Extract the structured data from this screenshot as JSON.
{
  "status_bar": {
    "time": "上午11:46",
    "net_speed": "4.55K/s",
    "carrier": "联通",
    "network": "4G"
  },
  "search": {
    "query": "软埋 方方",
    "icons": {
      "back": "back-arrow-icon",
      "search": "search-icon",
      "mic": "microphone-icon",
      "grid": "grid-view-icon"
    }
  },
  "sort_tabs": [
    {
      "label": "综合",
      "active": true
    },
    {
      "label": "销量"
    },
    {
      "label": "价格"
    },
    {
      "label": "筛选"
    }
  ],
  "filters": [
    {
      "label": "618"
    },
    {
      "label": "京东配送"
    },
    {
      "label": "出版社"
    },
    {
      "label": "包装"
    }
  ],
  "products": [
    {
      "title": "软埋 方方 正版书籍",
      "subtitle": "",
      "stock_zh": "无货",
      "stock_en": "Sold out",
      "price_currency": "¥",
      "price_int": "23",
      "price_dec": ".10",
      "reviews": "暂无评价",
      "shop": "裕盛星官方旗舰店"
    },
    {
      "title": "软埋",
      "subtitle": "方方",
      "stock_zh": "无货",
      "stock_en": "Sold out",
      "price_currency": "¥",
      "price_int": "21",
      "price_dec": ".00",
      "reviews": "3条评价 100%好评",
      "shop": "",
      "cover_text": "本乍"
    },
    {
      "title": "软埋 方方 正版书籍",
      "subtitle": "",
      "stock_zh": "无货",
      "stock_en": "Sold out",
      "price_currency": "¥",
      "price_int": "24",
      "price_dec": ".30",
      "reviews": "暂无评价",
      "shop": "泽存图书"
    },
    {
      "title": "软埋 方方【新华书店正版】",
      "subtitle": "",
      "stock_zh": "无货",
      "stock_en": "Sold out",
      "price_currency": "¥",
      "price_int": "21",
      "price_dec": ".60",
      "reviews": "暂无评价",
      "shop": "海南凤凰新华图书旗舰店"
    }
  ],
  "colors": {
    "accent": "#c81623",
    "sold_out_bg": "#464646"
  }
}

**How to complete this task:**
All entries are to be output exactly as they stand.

**Expected answer:**
Extract the structured data from this screenshot as JSON.
{
  "status_bar": {
    "time": "上午11:46",
    "net_speed": "4.55K/s",
    "carrier": "联通",
    "network": "4G"
  },
  "search": {
    "query": "软埋 方方",
    "icons": {
      "back": "back-arrow-icon",
      "search": "search-icon",
      "mic": "microphone-icon",
      "grid": "grid-view-icon"
    }
  },
  "sort_tabs": [
    {
      "label": "综合",
      "active": true
    },
    {
      "label": "销量"
    },
    {
      "label": "价格"
    },
    {
      "label": "筛选"
    }
  ],
  "filters": [
    {
      "label": "618"
    },
    {
      "label": "京东配送"
    },
    {
      "label": "出版社"
    },
    {
      "label": "包装"
    }
  ],
  "products": [
    {
      "title": "软埋 方方 正版书籍",
      "subtitle": "",
      "stock_zh": "无货",
      "stock_en": "Sold out",
      "price_currency": "¥",
      "price_int": "23",
      "price_dec": ".10",
      "reviews": "暂无评价",
      "shop": "裕盛星官方旗舰店"
    },
    {
      "title": "软埋",
      "subtitle": "方方",
      "stock_zh": "无货",
      "stock_en": "Sold out",
      "price_currency": "¥",
      "price_int": "21",
      "price_dec": ".00",
      "reviews": "3条评价 100%好评",
      "shop": "",
      "cover_text": "本乍"
    },
    {
      "title": "软埋 方方 正版书籍",
      "subtitle": "",
      "stock_zh": "无货",
      "stock_en": "Sold out",
      "price_currency": "¥",
      "price_int": "24",
      "price_dec": ".30",
      "reviews": "暂无评价",
      "shop": "泽存图书"
    },
    {
      "title": "软埋 方方【新华书店正版】",
      "subtitle": "",
      "stock_zh": "无货",
      "stock_en": "Sold out",
      "price_currency": "¥",
      "price_int": "21",
      "price_dec": ".60",
      "reviews": "暂无评价",
      "shop": "海南凤凰新华图书旗舰店"
    }
  ],
  "colors": {
    "accent": "#c81623",
    "sold_out_bg": "#464646"
  }
}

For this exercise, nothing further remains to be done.